The Jewish Chronicle
Early victory for BBC’s John Ware in Panorama libel case
AN ARTICLE describing journalist John Ware’s 2019 Panorama documentary on Labour’s antisemitism crisis as “a piece of rogue journalism” has been ruled as defamatory.
In a judgment handed down on Wednesday, High Court judge Justice Sain said a 16-page pamphlet on the documentary, published by the Press Gang website editor Paddy French, contained “serious matters” that affected the reputation of Mr Ware.
In the trial of the preliminary issues involved in Mr Ware’s libel claim, Justice Sain added that he agreed with the BBC journalist’s argument that “readers did not conclude that he was a rogue journalist because he produced a one-sided television programme, they concluded that he was a rogue journalist because that is what the article told them he was”.
Lawyers for Mr French argued that the statements in his article should be recognisable as comment rather than as matters of fact. But the judge noted that “the accusation of ‘rogue journalism’ is in any event accepted by
Mr French as being defamatory”. Hugh Tomlinson QC, representing Mr French, claimed the text of the article, which was published in December 2019, set out inferences, criticisms and observations about the BBC Panorama, which aired in July that year, rather than factual contentions. But the judge ruled on Wednesday: “In my judgment, the allegations conveyed statements of fact and not opinion.” Mr French has crowdfunded to pay for his defence, with support from former Labour leader Jeremy Corbyn’s most outspoken supporters. Responding to the judgment, Mr Ware told the JC: “It’s satisfying that the court accepted all my arguments that this was a defamatory factual allegation against me and not merely an expression of a different opinion by a supporter of Jeremy Corbyn.” Mr French said he remained “committed to defending this action”. Mr Ware is also suing Jewish Voice for Labour and two of its officers. The group’s website reproduced the introduction to the Press Gang report and linked to an online copy of the pamphlet.
This was not merely an expression of a different opinion’
NOVELIST AMOS Oz’s daughter Galia has accused her late father of “routine sadistic abuse”.
Ms Oz, 56, a children’s writer and filmmaker, levelled the allegations against her father, who died of cancer in 2018, in a new memoir, Something Disguised As Love, published on Sunday. Her allegations are disputed by her siblings.
“In my childhood, my father beat me, swore and humiliated me. The violence was creative: He dragged me from inside the house and threw me outside. He called me trash. Not a passing loss of control and not a slap in the face here or there, but a routine of sadistic abuse.
“My crime was me myself, so the punishment had no end. He had a need to make sure I would break,” she wrote in a passage translated from Hebrew by Haaretz.
A friend of hers, the writer Yehuda Atlas, discussed the claims during an interview with Army Radio.

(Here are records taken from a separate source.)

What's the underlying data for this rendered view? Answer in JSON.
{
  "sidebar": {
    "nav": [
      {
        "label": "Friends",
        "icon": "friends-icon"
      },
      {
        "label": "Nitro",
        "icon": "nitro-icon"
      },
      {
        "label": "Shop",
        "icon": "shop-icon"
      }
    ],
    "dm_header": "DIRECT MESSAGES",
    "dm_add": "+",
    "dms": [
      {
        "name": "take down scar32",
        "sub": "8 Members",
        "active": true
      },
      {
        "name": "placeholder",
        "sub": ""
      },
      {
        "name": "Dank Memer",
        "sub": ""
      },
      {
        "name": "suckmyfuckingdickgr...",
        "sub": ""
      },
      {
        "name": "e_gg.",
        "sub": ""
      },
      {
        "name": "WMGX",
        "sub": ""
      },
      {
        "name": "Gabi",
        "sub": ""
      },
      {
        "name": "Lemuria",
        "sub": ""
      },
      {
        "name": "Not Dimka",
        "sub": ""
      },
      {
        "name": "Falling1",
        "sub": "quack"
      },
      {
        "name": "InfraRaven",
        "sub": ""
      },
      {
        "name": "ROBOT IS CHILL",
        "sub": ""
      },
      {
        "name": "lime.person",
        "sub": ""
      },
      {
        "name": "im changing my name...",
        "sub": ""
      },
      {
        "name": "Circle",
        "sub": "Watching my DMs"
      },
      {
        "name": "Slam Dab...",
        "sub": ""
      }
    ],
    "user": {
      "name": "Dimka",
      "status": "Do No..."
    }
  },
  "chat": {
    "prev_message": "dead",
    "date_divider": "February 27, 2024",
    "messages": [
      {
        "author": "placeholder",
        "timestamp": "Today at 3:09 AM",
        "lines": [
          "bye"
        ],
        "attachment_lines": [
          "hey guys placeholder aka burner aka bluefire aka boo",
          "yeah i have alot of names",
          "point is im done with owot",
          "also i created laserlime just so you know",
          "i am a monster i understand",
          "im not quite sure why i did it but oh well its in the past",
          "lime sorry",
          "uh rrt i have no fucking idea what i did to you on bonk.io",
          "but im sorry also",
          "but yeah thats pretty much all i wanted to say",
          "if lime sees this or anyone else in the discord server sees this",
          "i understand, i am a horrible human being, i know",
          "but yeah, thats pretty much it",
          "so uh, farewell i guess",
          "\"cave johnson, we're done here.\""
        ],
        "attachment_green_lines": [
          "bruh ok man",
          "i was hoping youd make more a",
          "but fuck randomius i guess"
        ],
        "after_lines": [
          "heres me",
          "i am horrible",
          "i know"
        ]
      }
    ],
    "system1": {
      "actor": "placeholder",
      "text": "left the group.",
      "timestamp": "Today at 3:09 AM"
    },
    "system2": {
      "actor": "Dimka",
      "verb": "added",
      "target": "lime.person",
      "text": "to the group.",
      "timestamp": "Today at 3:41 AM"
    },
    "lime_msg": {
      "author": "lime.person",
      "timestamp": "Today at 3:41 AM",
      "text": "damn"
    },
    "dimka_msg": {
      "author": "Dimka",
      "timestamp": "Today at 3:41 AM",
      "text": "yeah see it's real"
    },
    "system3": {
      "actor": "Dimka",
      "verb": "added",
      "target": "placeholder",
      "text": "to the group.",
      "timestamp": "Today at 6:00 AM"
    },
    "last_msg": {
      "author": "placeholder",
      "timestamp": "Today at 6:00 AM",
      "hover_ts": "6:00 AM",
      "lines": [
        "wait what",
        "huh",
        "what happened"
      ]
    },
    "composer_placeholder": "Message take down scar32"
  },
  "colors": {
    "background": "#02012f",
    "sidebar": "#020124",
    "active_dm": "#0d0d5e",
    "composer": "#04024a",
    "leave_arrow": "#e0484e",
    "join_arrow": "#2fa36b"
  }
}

He reportedly told the broadcaster: “It’s difficult for us leftists. Amos Oz was our golden prince, but it seems even the moon has a dark side.”
But Ms Oz’s siblings and mother challenged the account in a statement tweeted on Sunday by her sister, Fania.
“Today, Galia Oz launched a new book hurling serious allegations against her father, Amos. Also against us, her mother and siblings. We have known all our
lives a very different Amos, a warm and affectionate man who loved his family deeply and gently.
“He devoted heart and soul to us. The vast majority of Galia’s accusations against Amos squarely contradict our three lifetimes of loving memories of him,” they wrote.
They also said that Galia had “cut all ties” with the family seven years ago. “To his deathbed, Amos tried and hoped to talk with Galia again, to listen, to understand, to grasp even the claims that contradicted reality as he and we saw it. Galia’s pain is palpable and heartbreaking. But we remember differently. Astoundingly differently,” they added.
In a separate statement on Facebook, the author’s son, Daniel, said that his father had not been “an angel, only a human being, but he was the best human being that I know”.
“Galia remembers that she experienced severe and abusive parenting at our father’s hands.
“I’m sure — I know — that there is a kernel of truth to her words. Do not erase her. But do not erase us either,” he said, writing in Hebrew.
Mr Oz published 35 books and hundreds of essays in a career spanning nearly 50 years. His works were published in more than 40 languages.
His 2002 memoir, A Tale of Love and Darkness, which recounts his mother’s suicide when he was 12, was adapted into a 2015 film starring actress and director Natalie Portman.
Mr Oz received a flurry of accolades, including France’s Legion D’Honneur the country’s top honour - and the Israeli Prize for literature.
A co-founder of Peace Now and proponent of a two-state solution, he emerged as an influential progressive voice in Israeli politics.